William Byrd Singers, *BBC Northern Singers / Stephen Wilkinson
Dickinson Late Afternoon in November (1975)*
Ellis Sequentia in tempore Natali Sancti (1965)
McCabe Siberia; Visions (both 1983).
Traditional (arr. Wilkinson) Four Choruses from Grass Roots (2003); Betjeman’s Bells (2012)
Wilkinson That Time of Year (1976)
Prima Facie PFCD147 [60’55”] English texts included
Reviewed by Richard Whitehouse
What’s the story?
The always enterprising label Prima Facie releases an album to celebrate the centenary of the conductor and composer Stephen Wilkinson (b1919), whose many decades of work with both the BBC Northern Singers and the William Byrd Choir is appropriately commemorated here.
What’s the music like?
The selection begins with Peter Dickinson’s Late Afternoon in November, a setting of a poem he himself wrote and one whose distanced, often desolate imagery inspires music in which the underlying slowness of pulse and stark emphasis placed on certain words or phrases yields an anguished tone rare in the composer’s output. This performance by the BBC Northern Singers was indeed the world premiere and emphasizes Wilkinson’s assured direction of a demanding piece, the commitment in whose realization hardly something that could be taken for granted.
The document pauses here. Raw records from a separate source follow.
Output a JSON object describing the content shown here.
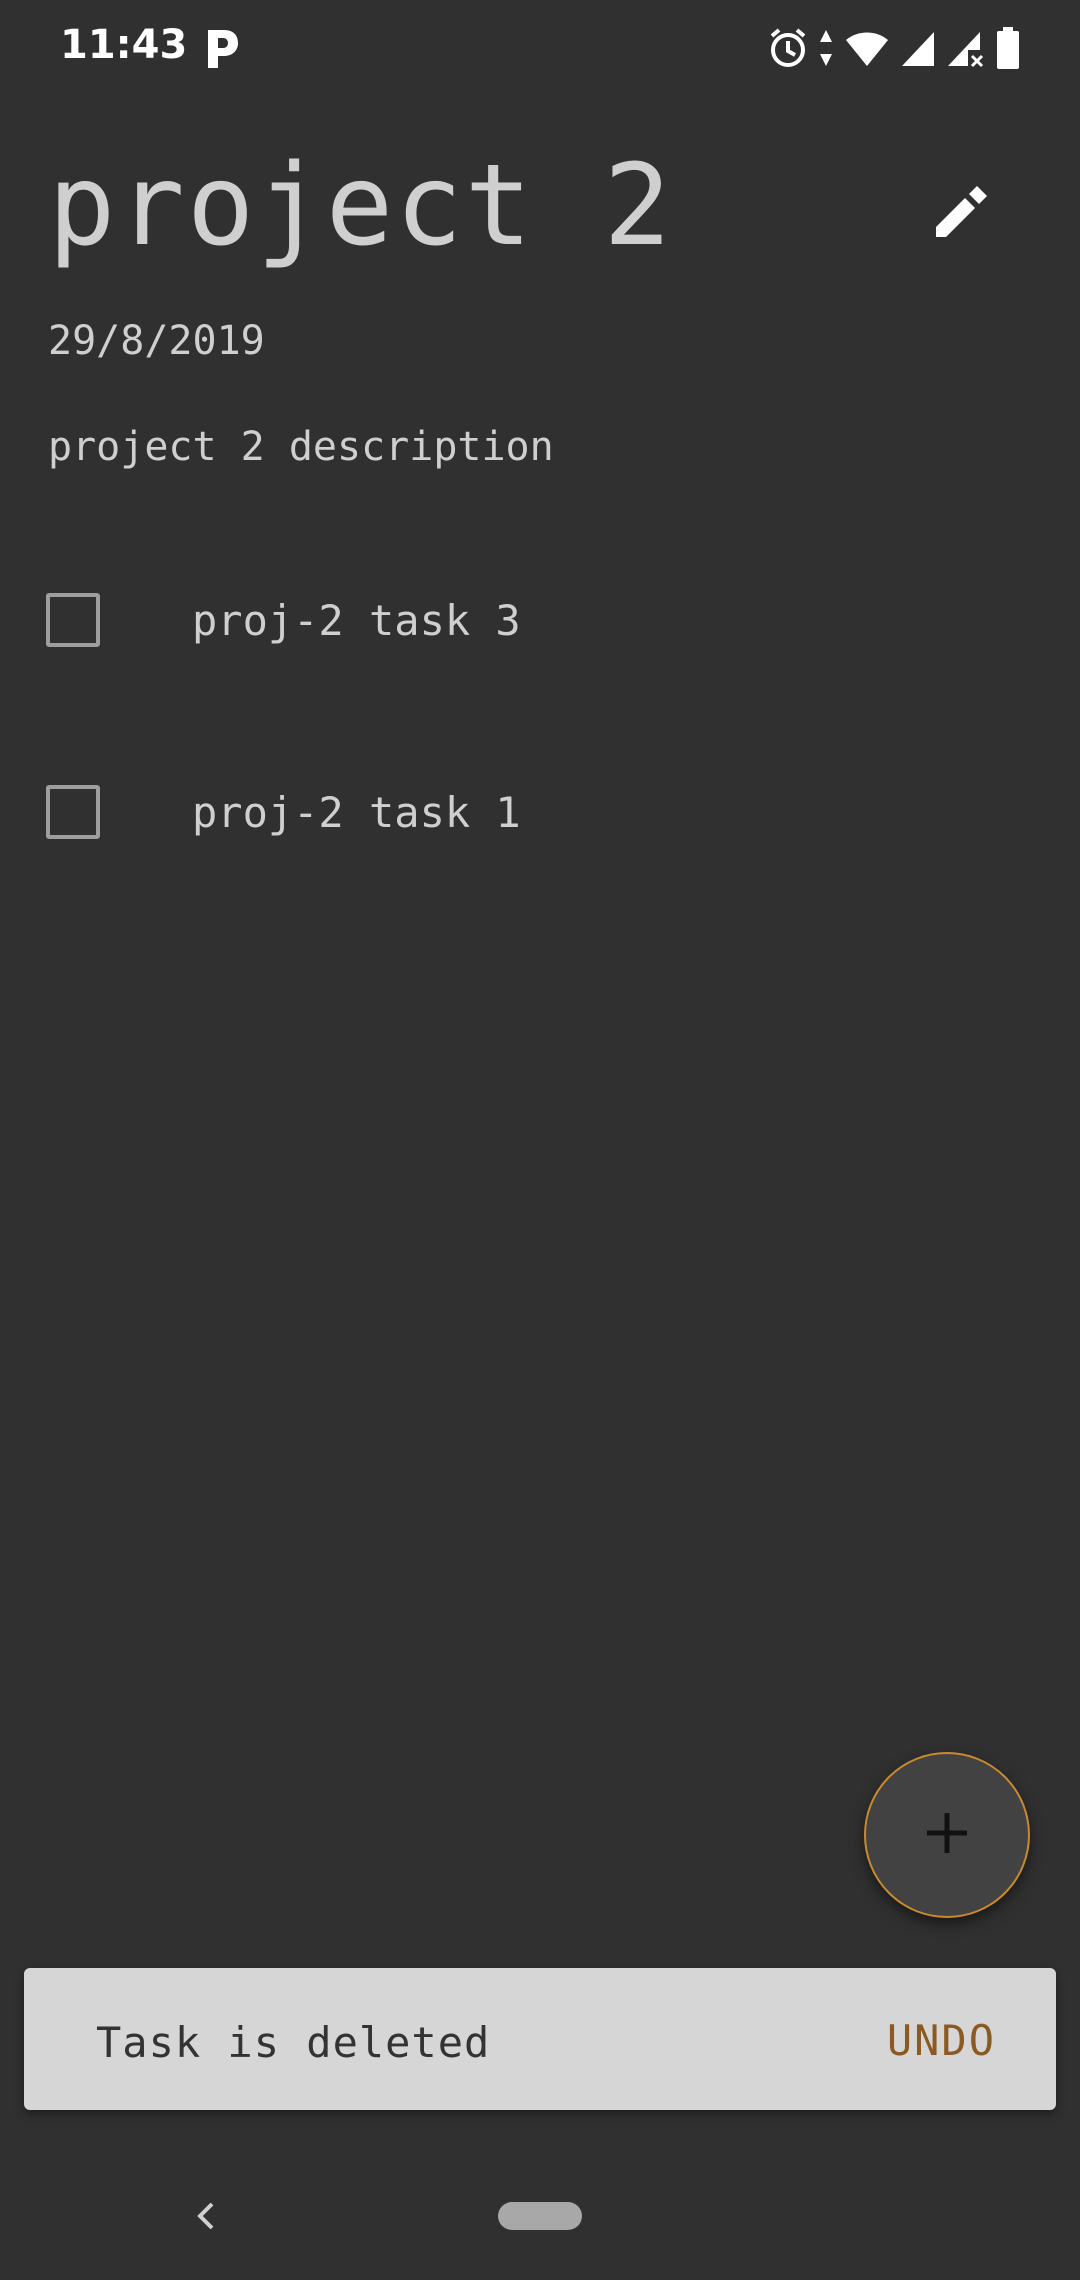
{
  "status_bar": {
    "time": "11:43",
    "notification_icon": "p-icon",
    "icons": [
      "alarm-icon",
      "data-arrows-icon",
      "wifi-icon",
      "signal-icon",
      "signal-no-data-icon",
      "battery-icon"
    ]
  },
  "project": {
    "title": "project 2",
    "date": "29/8/2019",
    "description": "project 2 description"
  },
  "tasks": [
    {
      "label": "proj-2 task 3",
      "checked": false
    },
    {
      "label": "proj-2 task 1",
      "checked": false
    }
  ],
  "fab": {
    "icon": "plus-icon"
  },
  "snackbar": {
    "message": "Task is deleted",
    "action": "UNDO"
  },
  "colors": {
    "background": "#303030",
    "text": "#cfcfcf",
    "accent": "#c98a2f",
    "snackbar_bg": "#d6d6d6",
    "snackbar_action": "#8a5a22"
  }
}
The remainder is sung by the William Byrd Singers, of whom Wilkinson was the director for almost 40 years. It duly makes the most of Visions, John McCabe‘s elaborate and often eight-part setting of a poem by James Clarence Mangan whose ranging across mellifluous vocalise and visceral chant is conveyed accurately and with not a little sensitivity. If that of the same poet’s Siberia encourages a more direct and (understandably) plangent response, the overall textural variety in this four-part chorus is felicitously judged throughout what is another responsive reading.
For many years a senior producer for BBC Radio in Manchester, David Ellis is also a notable composer, witness his resourceful and often imaginative response to the traditional sequence for Christmas time Sequentia in tempore Natali Sancti. In its astute alternation between full choir and solo voices, it makes for an admirable foil to the straightforward approach adopted by Wilkinson in That Time of Year – a setting of Shakespeare’s Sonnet LXXIII that enfolds its autumnal musings within a sound-world that is monochrome while luminous in character.
The programme is interspersed with Wilkinson’s arrangements of four folksongs taken from his collection Grass Roots – being Welsh, English, Irish and Scottish respectively. Thus, the ruminative As I walked out is followed by the gentle eloquence of Rowing down the Tide, the winsome melancholy of The Lark in the Clear Air, before the steadily accumulating vivacity of The Piper o’ Dundee. Also included here is the charming Betjeman’s Bells, three settings of texts by the Poet Laureate whose music was ingeniously derived from traditional sources.
Does it all work?
As an overall sequence, very much so. While none of these pieces makes use of the extended techniques encountered in much post-war choral music, they are rarely easy technically and the care in preparing these performances (including several world premieres) is evident from every bar. A pity that full recording details have not been included, though the quality of the remastering means that few, if any, allowances need be made for presumed older recordings. The booklet notes place each of these pieces within a meaningful as well as relevant context.
Is it recommended?
Indeed. That Wilkinson is still active as composer, and reader for his daughter’s early-music ensemble Courtiers of Grace, is itself gratifying. This archival release goes much of the way towards explaining why his presence on the English choral scene has been a beneficent one.